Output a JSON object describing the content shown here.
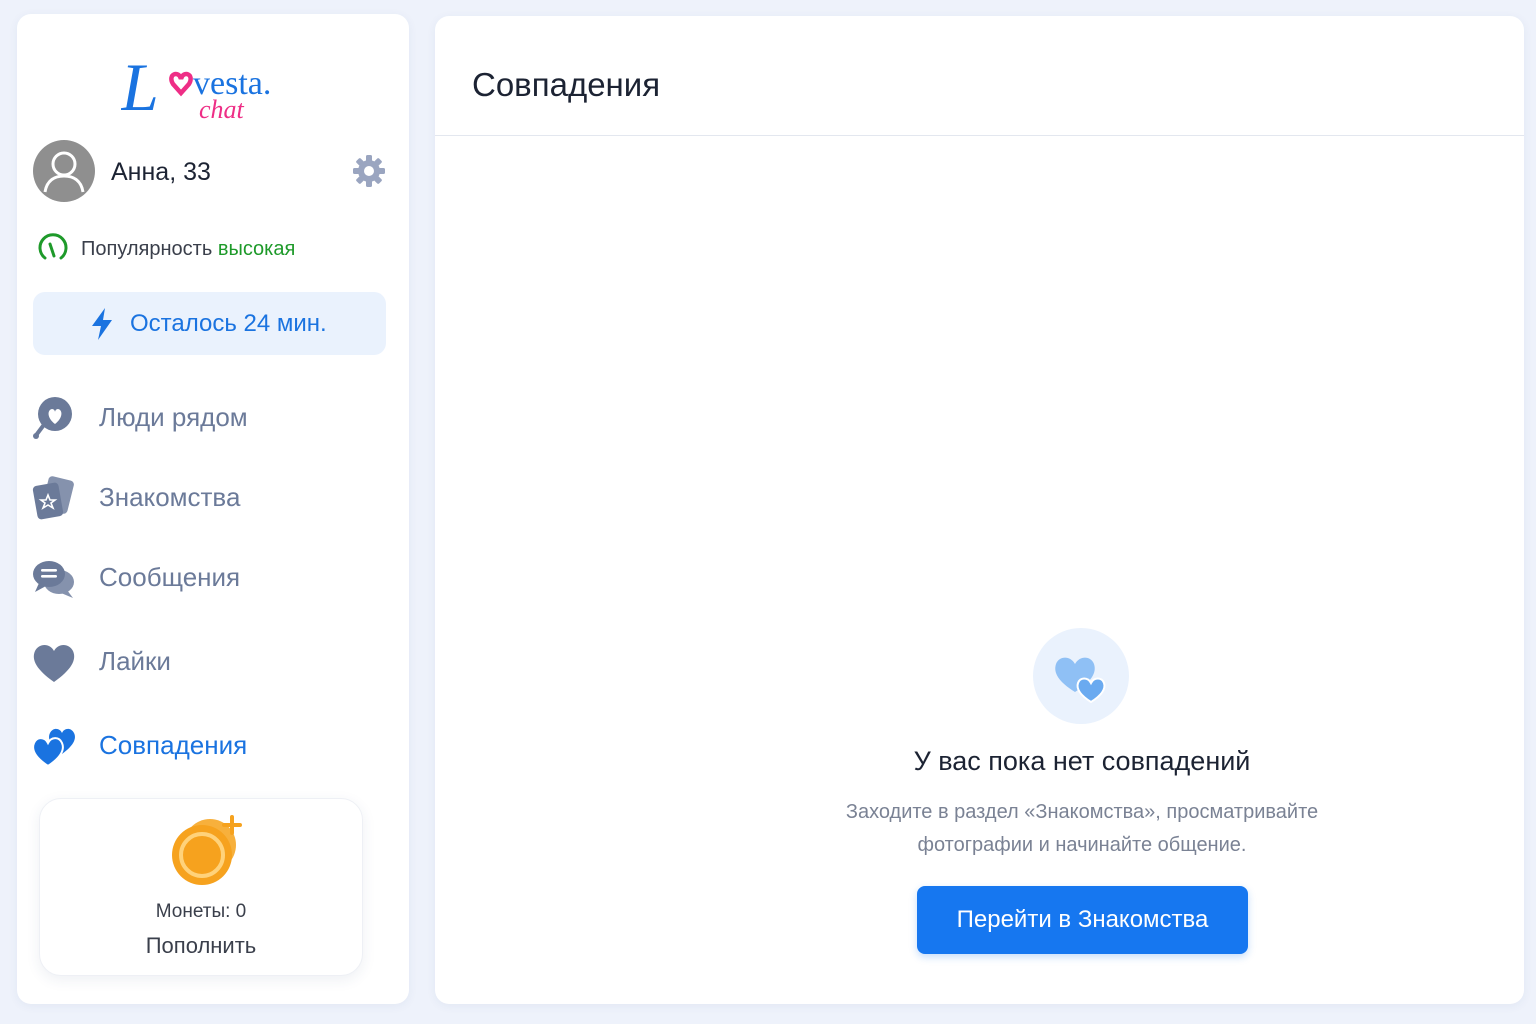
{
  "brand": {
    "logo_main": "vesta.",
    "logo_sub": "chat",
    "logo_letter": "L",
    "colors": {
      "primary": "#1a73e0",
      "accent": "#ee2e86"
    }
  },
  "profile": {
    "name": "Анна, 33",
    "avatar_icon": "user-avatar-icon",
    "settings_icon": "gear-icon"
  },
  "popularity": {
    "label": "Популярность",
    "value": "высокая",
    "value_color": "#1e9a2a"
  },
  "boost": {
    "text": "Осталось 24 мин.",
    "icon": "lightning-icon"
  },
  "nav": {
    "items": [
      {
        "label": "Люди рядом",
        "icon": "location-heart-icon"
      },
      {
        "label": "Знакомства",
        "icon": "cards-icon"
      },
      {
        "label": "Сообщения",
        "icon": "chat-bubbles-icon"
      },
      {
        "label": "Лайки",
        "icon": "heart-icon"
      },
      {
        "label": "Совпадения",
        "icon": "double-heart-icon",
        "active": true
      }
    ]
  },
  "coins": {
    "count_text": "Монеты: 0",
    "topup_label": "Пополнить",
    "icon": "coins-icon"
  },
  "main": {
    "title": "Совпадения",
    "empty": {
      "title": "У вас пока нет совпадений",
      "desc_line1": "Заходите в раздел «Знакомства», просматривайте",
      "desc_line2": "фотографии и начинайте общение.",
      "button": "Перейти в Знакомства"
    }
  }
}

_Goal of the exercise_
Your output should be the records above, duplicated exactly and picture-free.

_Answer for the task_
Output a JSON object describing the content shown here.
{
  "brand": {
    "logo_main": "vesta.",
    "logo_sub": "chat",
    "logo_letter": "L",
    "colors": {
      "primary": "#1a73e0",
      "accent": "#ee2e86"
    }
  },
  "profile": {
    "name": "Анна, 33",
    "avatar_icon": "user-avatar-icon",
    "settings_icon": "gear-icon"
  },
  "popularity": {
    "label": "Популярность",
    "value": "высокая",
    "value_color": "#1e9a2a"
  },
  "boost": {
    "text": "Осталось 24 мин.",
    "icon": "lightning-icon"
  },
  "nav": {
    "items": [
      {
        "label": "Люди рядом",
        "icon": "location-heart-icon"
      },
      {
        "label": "Знакомства",
        "icon": "cards-icon"
      },
      {
        "label": "Сообщения",
        "icon": "chat-bubbles-icon"
      },
      {
        "label": "Лайки",
        "icon": "heart-icon"
      },
      {
        "label": "Совпадения",
        "icon": "double-heart-icon",
        "active": true
      }
    ]
  },
  "coins": {
    "count_text": "Монеты: 0",
    "topup_label": "Пополнить",
    "icon": "coins-icon"
  },
  "main": {
    "title": "Совпадения",
    "empty": {
      "title": "У вас пока нет совпадений",
      "desc_line1": "Заходите в раздел «Знакомства», просматривайте",
      "desc_line2": "фотографии и начинайте общение.",
      "button": "Перейти в Знакомства"
    }
  }
}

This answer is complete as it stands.